— Excerpts from an interface dataset —
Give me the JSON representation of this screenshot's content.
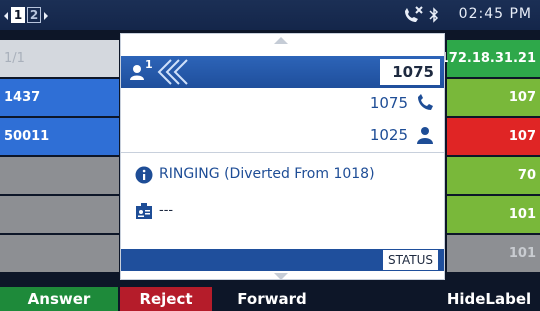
{
  "status_bar": {
    "page1": "1",
    "page2": "2",
    "time": "02:45 PM"
  },
  "left_column": [
    {
      "label": "1/1",
      "color": "#d4d8de",
      "text_color": "#a9b0bb"
    },
    {
      "label": "1437",
      "color": "#2f6fd6",
      "text_color": "#ffffff"
    },
    {
      "label": "50011",
      "color": "#2f6fd6",
      "text_color": "#ffffff"
    },
    {
      "label": "",
      "color": "#8d8f93"
    },
    {
      "label": "",
      "color": "#8d8f93"
    },
    {
      "label": "",
      "color": "#8d8f93"
    }
  ],
  "right_column": [
    {
      "label": "172.18.31.21",
      "color": "#2ea84a"
    },
    {
      "label": "107",
      "color": "#79b83a"
    },
    {
      "label": "107",
      "color": "#e02525"
    },
    {
      "label": "70",
      "color": "#79b83a"
    },
    {
      "label": "101",
      "color": "#79b83a"
    },
    {
      "label": "101",
      "color": "#8d8f93"
    }
  ],
  "popup": {
    "line_number": "1",
    "header_number": "1075",
    "number_line2": "1075",
    "number_line3": "1025",
    "status_message": "RINGING (Diverted From 1018)",
    "detail_value": "---",
    "status_button": "STATUS"
  },
  "softkeys": [
    {
      "label": "Answer",
      "color": "#1e8a3a"
    },
    {
      "label": "Reject",
      "color": "#b51c2a"
    },
    {
      "label": "Forward",
      "color": "#0d1628"
    },
    {
      "label": "HideLabel",
      "color": "#0d1628"
    }
  ],
  "colors": {
    "accent": "#1f4f9c",
    "background": "#0d1628"
  }
}
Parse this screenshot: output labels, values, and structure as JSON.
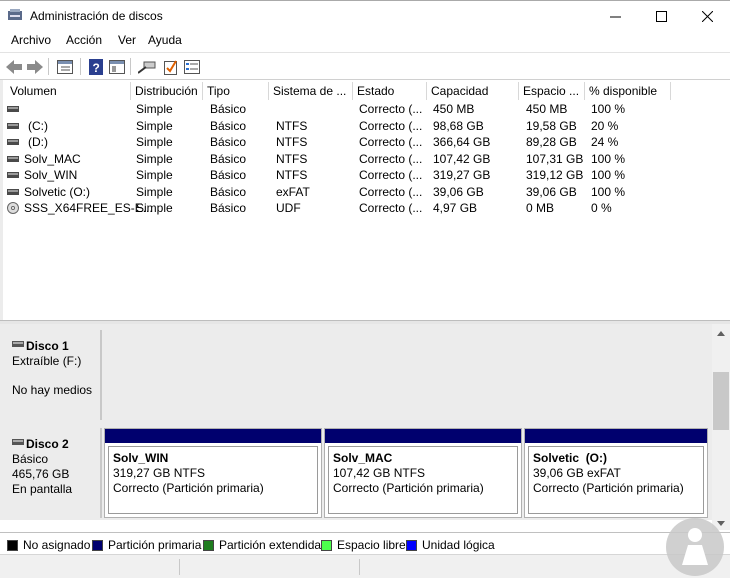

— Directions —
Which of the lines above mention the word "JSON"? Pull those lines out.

— Exercise result —
Give me the JSON representation of this screenshot's content.
Parse this screenshot: output labels, values, and structure as JSON.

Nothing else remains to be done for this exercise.